“Our philosophy here at ECKC is that everything is individualized. Every child is an individual. There is not a ‘box set’ curriculum. Even though we use individualized research-based strategies, because we know that just like every adult, every child is different, says Director Dr. Wendy Gray Hudnell..
The 8500 sq. ft. ECKC facility is designed to provide care to “typical” children – those with no obvious delays whether a cognitive, emotional or physical disability – as well as children with delays in speech, fine motor, cognitive, gross motor, social delay or those diagnosed with a severe/profound or medically-fragile condition.
The center is opening one of the first autism intervention preschool classrooms in Eastern North Carolina, Wendy reports. “Landry’s Learning Lab,” named after her late husband, Landry Gray. Landry passed away in 2009 of brain cancer after starting up the H.U.G.S. program for autistic preschoolers with Pitt County Schools. It will be the only such learning lab in Eastern North Carolina. Behavioral Consultation & Psychological Services (BCPS) agency will aid in this classroom model.
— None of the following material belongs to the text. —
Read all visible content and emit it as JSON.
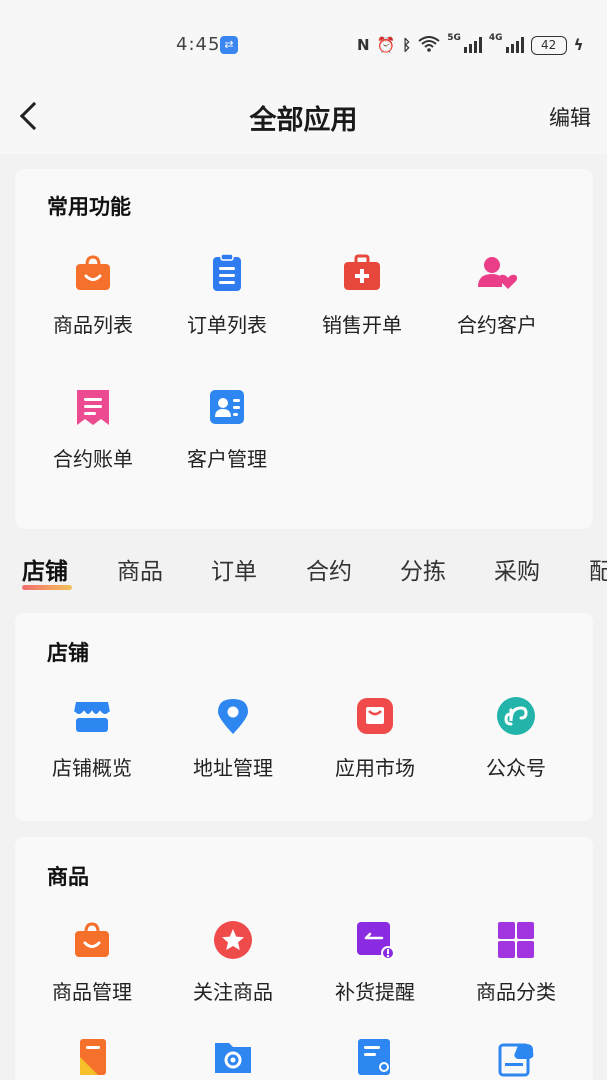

In reality, special needs children are just a small percentage of the children who attend ECKC. The center allows children (ages 0 to 12) to enjoy a 5-star program, cafeteria for the youngsters, a safe environment, and licensed teachers who she says are like her family. There’s even a “motor room” with a ball pit where kids can still get play time during inclement weather. A space for therapists to do speech or physical therapy is provided for those who need it.
ECKC also provides a kindergarten preparation program for preschoolers that allows them to successfully transition to kindergarten.
When Wendy first meets a family, “she takes it from the perspective right when they walk through the door that this is individualized. They might be of a different culture, but we’re not here to change a culture, we’re here to serve the needs of that child specifically,” Wendy says. She even gives out her personal cell phone number, so parents can call or text up to 10pm at night if they have any questions about their child’s care.
The motivation to help children both typical and atypical is the result of Wendy’s experience overseeing federal grants for preschoolers, working as an administrator within the Pitt County school system and briefly serving as an evaluator for the ECU School of Medicine within the Department of Pediatrics.
Wendy’s three children, Drake, Kyler and Micah and husband John Hudnell round out her personal life.
Families interested in ECKC should call 252-756-7002. More details can be found at www.eastcarolinakiddiecollege.com.